    1. Click or tap the first word you want to select.
    2. Click or tap the last word you want to select, and you’ll see everything in between get selected.
    3. You’ll then get a menu of options like creating a highlight or a citation from that passage of text.

    OK, got it!

    Cited passage

    Style
    Citations are available only to our active members.
    Buy instant access to cite pages or passages in MLA, APA and Chicago citation styles.

    "Portraying himself as an honest, ordinary person helped Lincoln identify with his audiences." (Einhorn, 1992, p. 25).

    "Portraying himself as an honest, ordinary person helped Lincoln identify with his audiences." (Einhorn 25)

    "Portraying himself as an honest, ordinary person helped Lincoln identify with his audiences."1

    1. Lois J. Einhorn, Abraham Lincoln, the Orator: Penetrating the Lincoln Legend (Westport, CT: Greenwood Press, 1992), 25, http://www.questia.com/read/27419298.

    Cited passage

    Thanks for trying Questia!

    Please continue trying out our research tools, but please note, full functionality is available only to our active members.

    Your work will be lost once you leave this Web page.

    Buy instant access to save your work.

    Already a member? Log in now.

    Author Advanced search

    Oops!

    An unknown error has occurred.
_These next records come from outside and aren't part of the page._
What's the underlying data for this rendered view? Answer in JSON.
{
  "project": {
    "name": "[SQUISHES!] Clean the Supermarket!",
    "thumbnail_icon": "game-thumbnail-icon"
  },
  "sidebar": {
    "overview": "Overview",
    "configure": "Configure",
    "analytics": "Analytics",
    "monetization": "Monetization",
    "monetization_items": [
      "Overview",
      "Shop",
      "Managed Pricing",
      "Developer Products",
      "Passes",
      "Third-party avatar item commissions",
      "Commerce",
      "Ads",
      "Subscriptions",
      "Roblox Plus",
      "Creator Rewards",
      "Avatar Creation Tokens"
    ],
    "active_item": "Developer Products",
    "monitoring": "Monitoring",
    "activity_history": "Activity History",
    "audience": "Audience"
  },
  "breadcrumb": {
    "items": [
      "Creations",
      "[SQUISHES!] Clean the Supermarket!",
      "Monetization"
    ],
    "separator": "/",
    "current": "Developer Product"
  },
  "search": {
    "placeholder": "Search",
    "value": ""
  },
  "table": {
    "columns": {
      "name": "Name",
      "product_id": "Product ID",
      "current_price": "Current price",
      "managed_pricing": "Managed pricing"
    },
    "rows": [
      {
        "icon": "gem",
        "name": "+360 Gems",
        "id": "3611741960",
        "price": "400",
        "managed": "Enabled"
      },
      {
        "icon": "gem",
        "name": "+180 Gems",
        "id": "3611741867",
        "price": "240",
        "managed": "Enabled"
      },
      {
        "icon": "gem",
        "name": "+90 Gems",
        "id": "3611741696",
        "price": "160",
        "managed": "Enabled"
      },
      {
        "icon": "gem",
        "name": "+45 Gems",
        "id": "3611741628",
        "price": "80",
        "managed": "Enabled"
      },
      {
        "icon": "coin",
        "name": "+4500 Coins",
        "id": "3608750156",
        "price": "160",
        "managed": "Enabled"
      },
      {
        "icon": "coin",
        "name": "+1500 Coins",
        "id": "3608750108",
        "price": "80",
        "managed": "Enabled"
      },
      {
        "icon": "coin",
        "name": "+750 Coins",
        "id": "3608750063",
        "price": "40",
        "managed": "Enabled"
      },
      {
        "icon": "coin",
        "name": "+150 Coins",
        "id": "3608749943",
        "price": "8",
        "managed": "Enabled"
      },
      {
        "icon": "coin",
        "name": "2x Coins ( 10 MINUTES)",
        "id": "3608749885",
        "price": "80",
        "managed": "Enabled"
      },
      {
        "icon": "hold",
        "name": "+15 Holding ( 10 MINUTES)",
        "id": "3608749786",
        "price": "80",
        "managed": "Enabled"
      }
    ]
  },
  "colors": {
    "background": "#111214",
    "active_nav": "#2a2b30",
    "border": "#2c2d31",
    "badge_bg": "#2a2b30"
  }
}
Please click the button below to reload the page. If the problem persists, please try again in a little while.